Exact reproduction is required for all entries.

Start of Source material

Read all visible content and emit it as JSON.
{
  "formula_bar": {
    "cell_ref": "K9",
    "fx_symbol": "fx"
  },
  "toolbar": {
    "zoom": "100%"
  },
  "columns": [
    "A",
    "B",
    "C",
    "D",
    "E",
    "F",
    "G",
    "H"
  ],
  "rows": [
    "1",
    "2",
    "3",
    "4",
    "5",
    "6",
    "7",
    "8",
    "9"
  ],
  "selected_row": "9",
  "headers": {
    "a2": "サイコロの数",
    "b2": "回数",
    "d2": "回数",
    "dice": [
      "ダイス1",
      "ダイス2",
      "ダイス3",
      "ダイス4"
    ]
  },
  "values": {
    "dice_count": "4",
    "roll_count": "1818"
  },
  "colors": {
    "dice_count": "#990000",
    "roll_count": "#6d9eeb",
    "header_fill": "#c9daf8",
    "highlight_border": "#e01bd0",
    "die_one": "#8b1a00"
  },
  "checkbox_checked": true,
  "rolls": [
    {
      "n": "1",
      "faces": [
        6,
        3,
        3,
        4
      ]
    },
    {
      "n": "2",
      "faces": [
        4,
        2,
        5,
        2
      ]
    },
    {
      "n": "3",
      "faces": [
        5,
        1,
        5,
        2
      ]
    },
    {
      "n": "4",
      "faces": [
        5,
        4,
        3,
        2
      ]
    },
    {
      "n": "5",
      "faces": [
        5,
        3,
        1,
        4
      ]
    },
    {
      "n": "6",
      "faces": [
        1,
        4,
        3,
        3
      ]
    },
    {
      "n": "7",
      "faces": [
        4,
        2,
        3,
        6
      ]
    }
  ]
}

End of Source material

* Answer for the task:
Read all visible content and emit it as JSON.
{
  "formula_bar": {
    "cell_ref": "K9",
    "fx_symbol": "fx"
  },
  "toolbar": {
    "zoom": "100%"
  },
  "columns": [
    "A",
    "B",
    "C",
    "D",
    "E",
    "F",
    "G",
    "H"
  ],
  "rows": [
    "1",
    "2",
    "3",
    "4",
    "5",
    "6",
    "7",
    "8",
    "9"
  ],
  "selected_row": "9",
  "headers": {
    "a2": "サイコロの数",
    "b2": "回数",
    "d2": "回数",
    "dice": [
      "ダイス1",
      "ダイス2",
      "ダイス3",
      "ダイス4"
    ]
  },
  "values": {
    "dice_count": "4",
    "roll_count": "1818"
  },
  "colors": {
    "dice_count": "#990000",
    "roll_count": "#6d9eeb",
    "header_fill": "#c9daf8",
    "highlight_border": "#e01bd0",
    "die_one": "#8b1a00"
  },
  "checkbox_checked": true,
  "rolls": [
    {
      "n": "1",
      "faces": [
        6,
        3,
        3,
        4
      ]
    },
    {
      "n": "2",
      "faces": [
        4,
        2,
        5,
        2
      ]
    },
    {
      "n": "3",
      "faces": [
        5,
        1,
        5,
        2
      ]
    },
    {
      "n": "4",
      "faces": [
        5,
        4,
        3,
        2
      ]
    },
    {
      "n": "5",
      "faces": [
        5,
        3,
        1,
        4
      ]
    },
    {
      "n": "6",
      "faces": [
        1,
        4,
        3,
        3
      ]
    },
    {
      "n": "7",
      "faces": [
        4,
        2,
        3,
        6
      ]
    }
  ]
}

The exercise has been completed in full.